China's National Development and Reform Commission (the "NDRC") has issued a Letter on Relevant Issues Relating to Foreign-Invested Equity Investment Enterprises (the "Letter") in response to the Shanghai Development and Reform Commission's request to clarify the 'national status' of an RMB fund in the form of a limited partnership managed by a qualified foreign invested management company as the general partner (whether or not any of the capital committed/contributed to the fund is from that general partner or another non-PRC investor, a "QFLP Fund").
The Letter states that QFLP Funds do not enjoy 'national' status and their investments are therefore subject to the Catalogue of Industries for Guiding Foreign Investments (the "Foreign Investment Catalogue").
The Letter clarifies the status of QFLP Funds and serves to encourage investment in strategic new industries favoured by the central government.
Shanghai is one of several cities whose QFLP pilot program provides if a foreign invested management company invests up to 5% of a fund's total commitments as its capital contribution that will not change its status as a domestic RMB fund if all of the limited partners are PRC investors.
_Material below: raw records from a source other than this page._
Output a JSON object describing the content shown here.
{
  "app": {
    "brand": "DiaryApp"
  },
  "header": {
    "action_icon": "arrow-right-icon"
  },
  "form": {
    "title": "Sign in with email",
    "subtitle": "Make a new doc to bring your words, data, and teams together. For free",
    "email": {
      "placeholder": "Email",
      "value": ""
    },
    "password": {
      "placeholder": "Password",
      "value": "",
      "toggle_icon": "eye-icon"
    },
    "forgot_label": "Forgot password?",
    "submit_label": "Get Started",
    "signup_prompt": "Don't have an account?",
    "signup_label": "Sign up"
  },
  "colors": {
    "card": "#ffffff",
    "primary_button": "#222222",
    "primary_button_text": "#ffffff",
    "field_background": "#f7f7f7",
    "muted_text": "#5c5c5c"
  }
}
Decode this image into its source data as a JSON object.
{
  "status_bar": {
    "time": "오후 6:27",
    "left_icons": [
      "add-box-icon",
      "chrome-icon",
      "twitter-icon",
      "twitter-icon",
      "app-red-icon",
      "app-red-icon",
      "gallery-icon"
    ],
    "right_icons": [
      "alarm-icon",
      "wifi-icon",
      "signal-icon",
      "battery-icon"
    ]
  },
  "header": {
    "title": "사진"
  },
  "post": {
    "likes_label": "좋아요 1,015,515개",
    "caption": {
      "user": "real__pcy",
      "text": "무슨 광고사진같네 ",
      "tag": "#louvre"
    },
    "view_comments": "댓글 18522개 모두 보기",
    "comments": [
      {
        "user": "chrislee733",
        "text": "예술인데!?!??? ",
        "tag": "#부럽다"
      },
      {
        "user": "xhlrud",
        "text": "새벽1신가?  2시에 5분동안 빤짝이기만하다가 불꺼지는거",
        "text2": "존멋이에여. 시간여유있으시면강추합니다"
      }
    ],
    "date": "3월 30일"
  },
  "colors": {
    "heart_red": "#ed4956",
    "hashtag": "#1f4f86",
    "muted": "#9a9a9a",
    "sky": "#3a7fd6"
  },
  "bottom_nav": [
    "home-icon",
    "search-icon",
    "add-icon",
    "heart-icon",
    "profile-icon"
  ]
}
However, that position appeared to be inconsistent with the views of the Ministry of Commerce ("MOFCOM"). This uncertainty has discouraged many QFLP Funds from making investments although QFLP Funds, with foreign fund management expertise and Chinese domestic capital, targeting investments in sectors such as the internet, e-commerce, financial services and other growth sectors, have become increasingly popular to set up.
By copying the Letter to various provincial government agencies and NDRC's local offices, NDRC appears to want to implement a uniform approach to the application of the Foreign Investment Catalogue.
The Letter does not address any other issues related to QFLP Funds. For example, it remains unclear what approvals apply to investments even though foreign exchange approvals are not required.
There is speculation among market participants that for investments in encouraged industries, QFLP Funds may not need approval from MOFCOM or its local branches. However, QFLP Funds should refrain from investing in prohibited or restricted industries without appropriate approvals.
As the Letter has just been issued, further clarifications with respect to the procedures may be expected from other government agencies. A coordinated set of procedures may well develop over time. Until then, such approval procedures may vary with different local practices.